▶ **Data provided**

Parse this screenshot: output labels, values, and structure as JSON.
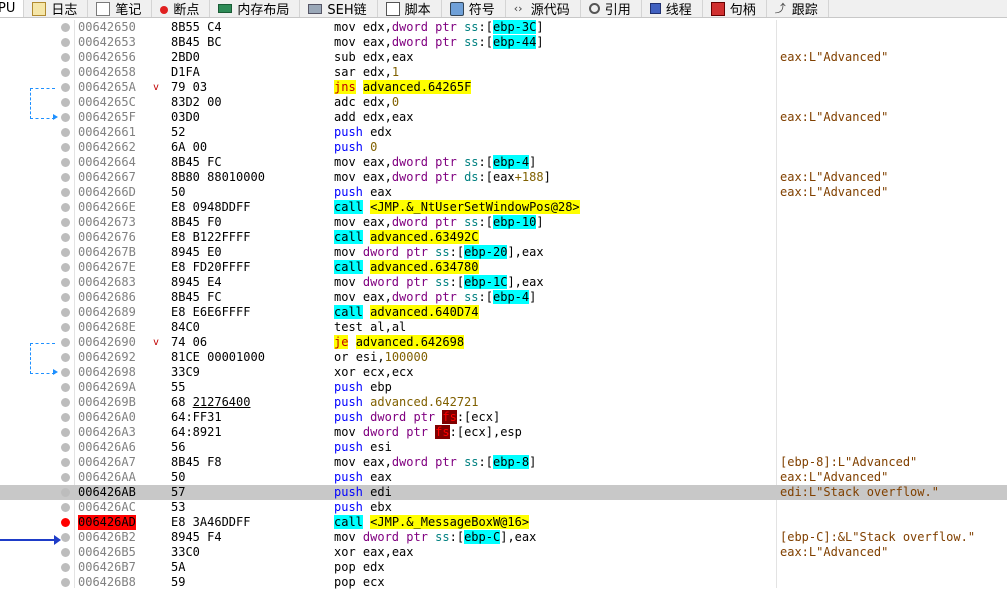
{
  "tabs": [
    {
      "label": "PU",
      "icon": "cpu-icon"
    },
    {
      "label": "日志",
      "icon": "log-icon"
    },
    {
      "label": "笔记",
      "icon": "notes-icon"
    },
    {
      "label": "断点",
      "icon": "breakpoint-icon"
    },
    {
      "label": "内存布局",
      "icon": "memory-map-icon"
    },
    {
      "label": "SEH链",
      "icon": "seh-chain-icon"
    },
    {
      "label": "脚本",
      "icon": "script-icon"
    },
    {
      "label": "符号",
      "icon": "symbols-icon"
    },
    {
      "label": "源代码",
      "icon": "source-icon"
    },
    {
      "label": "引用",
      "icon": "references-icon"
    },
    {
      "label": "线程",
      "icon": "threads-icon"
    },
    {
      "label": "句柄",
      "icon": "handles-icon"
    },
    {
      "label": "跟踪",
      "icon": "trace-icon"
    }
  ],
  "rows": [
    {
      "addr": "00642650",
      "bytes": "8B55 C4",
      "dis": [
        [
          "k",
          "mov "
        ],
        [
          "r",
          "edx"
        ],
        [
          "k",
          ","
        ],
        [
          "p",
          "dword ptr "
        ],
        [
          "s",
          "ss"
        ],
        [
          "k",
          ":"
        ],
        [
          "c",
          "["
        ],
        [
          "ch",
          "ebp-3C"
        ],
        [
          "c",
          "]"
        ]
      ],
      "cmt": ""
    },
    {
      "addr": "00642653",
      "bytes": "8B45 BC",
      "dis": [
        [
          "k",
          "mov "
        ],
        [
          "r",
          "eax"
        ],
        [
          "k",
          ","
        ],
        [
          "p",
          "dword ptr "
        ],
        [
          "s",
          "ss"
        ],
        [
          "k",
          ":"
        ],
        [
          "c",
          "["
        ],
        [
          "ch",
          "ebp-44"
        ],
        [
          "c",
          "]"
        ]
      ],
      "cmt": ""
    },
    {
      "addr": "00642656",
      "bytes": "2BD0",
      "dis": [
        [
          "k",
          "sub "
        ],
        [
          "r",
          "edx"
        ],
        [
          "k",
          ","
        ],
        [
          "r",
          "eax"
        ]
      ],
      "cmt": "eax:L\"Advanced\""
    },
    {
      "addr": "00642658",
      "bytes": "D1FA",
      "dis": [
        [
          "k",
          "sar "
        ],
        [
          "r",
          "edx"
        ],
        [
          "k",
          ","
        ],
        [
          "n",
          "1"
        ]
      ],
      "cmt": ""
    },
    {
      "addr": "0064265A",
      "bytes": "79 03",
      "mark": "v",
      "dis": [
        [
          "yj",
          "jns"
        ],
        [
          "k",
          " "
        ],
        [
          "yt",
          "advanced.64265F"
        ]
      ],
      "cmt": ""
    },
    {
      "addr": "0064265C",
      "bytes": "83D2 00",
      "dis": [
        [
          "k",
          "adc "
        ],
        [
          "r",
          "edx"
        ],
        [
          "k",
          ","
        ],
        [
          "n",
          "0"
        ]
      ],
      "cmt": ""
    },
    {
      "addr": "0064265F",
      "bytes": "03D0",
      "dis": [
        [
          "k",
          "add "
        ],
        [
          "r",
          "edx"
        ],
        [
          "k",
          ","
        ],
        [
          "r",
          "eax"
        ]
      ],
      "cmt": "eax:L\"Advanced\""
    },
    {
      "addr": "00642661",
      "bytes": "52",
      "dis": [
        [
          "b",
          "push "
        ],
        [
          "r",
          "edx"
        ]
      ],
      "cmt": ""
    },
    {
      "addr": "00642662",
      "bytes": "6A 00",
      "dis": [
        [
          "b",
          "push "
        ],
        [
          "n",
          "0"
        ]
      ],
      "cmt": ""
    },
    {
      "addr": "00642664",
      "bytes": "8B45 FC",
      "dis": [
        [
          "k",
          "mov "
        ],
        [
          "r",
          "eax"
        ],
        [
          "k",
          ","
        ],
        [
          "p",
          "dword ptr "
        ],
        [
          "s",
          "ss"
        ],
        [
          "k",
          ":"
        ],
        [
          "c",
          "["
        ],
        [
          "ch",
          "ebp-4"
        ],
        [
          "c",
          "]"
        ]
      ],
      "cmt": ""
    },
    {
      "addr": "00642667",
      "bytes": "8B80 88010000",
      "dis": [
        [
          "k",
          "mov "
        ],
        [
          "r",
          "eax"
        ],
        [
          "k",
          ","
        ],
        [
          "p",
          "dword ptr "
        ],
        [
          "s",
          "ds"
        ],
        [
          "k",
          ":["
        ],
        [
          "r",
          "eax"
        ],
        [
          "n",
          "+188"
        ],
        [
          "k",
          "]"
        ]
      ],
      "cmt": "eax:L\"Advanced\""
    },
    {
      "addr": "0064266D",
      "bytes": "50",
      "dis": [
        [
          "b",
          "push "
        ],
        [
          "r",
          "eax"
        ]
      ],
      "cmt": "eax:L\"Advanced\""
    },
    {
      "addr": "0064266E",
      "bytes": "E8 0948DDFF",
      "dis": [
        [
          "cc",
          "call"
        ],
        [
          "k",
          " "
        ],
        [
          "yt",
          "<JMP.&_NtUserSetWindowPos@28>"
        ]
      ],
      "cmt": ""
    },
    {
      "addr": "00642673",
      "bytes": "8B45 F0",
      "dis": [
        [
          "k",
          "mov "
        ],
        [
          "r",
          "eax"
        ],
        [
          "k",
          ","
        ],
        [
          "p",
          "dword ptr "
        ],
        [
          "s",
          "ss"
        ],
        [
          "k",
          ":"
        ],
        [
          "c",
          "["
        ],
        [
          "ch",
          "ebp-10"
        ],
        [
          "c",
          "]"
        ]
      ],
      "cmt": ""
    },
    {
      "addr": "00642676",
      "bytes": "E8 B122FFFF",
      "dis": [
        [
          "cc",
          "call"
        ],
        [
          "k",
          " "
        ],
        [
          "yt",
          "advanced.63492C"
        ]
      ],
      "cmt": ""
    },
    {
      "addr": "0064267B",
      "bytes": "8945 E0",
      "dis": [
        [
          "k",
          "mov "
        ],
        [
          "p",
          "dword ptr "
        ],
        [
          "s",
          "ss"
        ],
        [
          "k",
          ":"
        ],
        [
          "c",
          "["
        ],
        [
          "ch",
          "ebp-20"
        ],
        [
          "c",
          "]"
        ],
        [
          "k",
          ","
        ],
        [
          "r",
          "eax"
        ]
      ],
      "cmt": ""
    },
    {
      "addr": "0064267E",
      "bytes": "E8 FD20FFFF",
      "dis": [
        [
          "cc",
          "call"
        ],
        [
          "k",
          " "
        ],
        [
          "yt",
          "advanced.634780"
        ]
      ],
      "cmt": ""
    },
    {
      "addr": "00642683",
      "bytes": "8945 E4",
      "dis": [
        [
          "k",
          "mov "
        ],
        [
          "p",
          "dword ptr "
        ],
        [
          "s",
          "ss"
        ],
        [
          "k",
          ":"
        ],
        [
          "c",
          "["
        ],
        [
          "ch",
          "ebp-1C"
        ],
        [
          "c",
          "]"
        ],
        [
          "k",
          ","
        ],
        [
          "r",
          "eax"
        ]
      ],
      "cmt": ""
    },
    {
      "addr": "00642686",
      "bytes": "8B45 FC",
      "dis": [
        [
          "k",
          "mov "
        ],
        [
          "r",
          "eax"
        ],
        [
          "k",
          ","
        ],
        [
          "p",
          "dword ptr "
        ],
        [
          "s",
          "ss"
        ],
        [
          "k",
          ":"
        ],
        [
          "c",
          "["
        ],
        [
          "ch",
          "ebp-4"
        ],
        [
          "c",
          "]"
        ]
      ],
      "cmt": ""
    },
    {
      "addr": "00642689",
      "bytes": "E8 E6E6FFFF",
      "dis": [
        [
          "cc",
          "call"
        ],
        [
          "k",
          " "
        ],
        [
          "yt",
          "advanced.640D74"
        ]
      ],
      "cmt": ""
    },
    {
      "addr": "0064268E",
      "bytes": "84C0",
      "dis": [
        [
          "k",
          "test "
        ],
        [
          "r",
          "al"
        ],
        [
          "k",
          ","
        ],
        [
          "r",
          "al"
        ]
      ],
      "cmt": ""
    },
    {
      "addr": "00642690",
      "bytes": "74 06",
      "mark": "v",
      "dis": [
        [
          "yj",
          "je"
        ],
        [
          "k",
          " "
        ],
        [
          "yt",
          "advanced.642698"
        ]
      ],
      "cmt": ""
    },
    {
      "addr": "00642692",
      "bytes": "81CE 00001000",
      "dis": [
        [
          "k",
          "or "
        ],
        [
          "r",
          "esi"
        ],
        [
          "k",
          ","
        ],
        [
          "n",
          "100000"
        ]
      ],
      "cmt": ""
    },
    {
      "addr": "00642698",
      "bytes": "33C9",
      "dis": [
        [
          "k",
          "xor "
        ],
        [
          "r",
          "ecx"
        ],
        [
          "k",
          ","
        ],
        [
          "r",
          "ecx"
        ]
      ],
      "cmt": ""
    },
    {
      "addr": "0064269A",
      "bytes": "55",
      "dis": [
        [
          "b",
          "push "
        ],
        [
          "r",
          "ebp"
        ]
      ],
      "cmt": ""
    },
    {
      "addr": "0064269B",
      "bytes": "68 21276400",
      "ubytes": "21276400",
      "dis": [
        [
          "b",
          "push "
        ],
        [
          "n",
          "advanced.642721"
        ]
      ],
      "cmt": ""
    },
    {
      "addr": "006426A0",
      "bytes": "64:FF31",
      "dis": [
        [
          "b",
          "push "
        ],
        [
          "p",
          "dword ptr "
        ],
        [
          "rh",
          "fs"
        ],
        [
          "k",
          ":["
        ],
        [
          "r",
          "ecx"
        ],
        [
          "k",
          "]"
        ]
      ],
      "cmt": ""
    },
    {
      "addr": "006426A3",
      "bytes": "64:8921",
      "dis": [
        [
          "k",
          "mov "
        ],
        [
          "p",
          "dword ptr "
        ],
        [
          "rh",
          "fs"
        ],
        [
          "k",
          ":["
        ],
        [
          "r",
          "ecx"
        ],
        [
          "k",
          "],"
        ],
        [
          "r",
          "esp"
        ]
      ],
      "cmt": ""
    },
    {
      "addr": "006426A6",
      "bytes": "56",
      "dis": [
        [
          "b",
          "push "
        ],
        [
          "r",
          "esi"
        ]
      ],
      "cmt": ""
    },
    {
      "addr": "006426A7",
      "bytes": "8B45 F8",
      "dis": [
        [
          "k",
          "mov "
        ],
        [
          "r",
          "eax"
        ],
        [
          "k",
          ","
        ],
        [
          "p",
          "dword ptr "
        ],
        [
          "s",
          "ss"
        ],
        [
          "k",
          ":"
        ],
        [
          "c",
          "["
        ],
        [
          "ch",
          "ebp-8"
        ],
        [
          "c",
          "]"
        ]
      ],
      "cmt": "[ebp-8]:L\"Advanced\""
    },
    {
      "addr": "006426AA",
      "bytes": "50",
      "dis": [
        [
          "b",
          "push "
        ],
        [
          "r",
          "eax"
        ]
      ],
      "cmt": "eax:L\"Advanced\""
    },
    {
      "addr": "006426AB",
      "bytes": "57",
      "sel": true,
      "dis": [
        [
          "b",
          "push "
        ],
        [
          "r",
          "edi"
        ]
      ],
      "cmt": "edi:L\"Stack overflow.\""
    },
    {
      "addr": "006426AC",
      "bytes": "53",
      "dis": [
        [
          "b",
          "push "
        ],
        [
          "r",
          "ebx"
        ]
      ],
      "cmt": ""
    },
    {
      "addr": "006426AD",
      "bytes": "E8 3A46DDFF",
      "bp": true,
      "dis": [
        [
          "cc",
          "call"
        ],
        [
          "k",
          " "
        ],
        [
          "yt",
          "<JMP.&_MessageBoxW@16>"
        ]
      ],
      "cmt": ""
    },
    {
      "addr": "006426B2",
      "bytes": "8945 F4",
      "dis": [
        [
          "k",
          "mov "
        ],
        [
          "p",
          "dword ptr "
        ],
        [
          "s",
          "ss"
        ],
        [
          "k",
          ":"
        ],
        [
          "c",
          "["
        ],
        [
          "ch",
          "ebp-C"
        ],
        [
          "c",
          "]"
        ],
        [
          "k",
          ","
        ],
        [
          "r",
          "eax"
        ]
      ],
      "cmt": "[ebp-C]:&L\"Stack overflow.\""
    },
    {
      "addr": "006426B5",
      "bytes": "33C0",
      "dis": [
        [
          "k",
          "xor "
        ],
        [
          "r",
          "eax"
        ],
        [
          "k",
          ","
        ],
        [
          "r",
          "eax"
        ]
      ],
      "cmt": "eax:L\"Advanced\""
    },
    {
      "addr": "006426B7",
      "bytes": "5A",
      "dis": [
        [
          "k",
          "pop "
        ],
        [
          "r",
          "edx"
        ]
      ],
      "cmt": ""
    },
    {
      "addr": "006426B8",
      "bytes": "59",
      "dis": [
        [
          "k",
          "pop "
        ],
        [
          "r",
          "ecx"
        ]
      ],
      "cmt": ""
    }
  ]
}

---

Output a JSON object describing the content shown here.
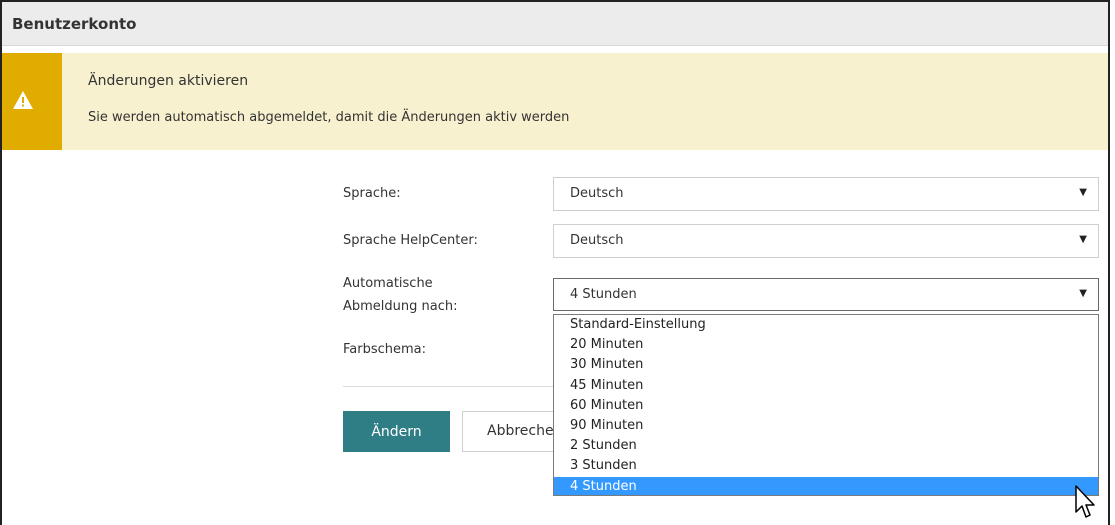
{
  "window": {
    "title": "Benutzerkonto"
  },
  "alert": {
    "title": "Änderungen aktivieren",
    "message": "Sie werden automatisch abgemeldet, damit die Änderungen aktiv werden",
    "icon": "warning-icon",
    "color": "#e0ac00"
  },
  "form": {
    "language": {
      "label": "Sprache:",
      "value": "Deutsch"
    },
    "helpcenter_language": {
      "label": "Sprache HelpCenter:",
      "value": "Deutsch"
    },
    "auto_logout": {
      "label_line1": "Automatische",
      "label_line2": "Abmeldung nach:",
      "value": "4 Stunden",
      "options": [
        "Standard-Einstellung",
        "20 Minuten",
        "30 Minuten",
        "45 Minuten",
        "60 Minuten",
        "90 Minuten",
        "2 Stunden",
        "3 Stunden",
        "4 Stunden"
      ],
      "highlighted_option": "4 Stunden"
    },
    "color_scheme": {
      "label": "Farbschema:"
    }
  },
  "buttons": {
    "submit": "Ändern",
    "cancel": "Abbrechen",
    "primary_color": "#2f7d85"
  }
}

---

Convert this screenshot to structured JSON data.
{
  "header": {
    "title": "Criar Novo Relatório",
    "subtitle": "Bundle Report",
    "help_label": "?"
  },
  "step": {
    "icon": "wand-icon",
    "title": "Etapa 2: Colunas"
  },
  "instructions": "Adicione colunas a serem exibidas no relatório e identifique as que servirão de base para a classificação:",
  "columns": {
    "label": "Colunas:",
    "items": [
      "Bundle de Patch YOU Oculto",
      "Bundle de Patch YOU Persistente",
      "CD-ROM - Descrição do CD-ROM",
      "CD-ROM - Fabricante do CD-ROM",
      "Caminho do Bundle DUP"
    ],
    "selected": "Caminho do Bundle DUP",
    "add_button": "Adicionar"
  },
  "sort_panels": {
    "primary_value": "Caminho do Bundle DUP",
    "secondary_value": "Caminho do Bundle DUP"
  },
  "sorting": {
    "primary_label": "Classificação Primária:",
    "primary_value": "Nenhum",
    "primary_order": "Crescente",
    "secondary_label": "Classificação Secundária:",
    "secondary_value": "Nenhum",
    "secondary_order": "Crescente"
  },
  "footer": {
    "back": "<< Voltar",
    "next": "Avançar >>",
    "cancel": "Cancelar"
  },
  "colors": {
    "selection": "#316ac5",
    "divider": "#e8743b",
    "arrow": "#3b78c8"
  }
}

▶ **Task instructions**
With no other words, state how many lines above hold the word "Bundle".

▶ **Answer space**
7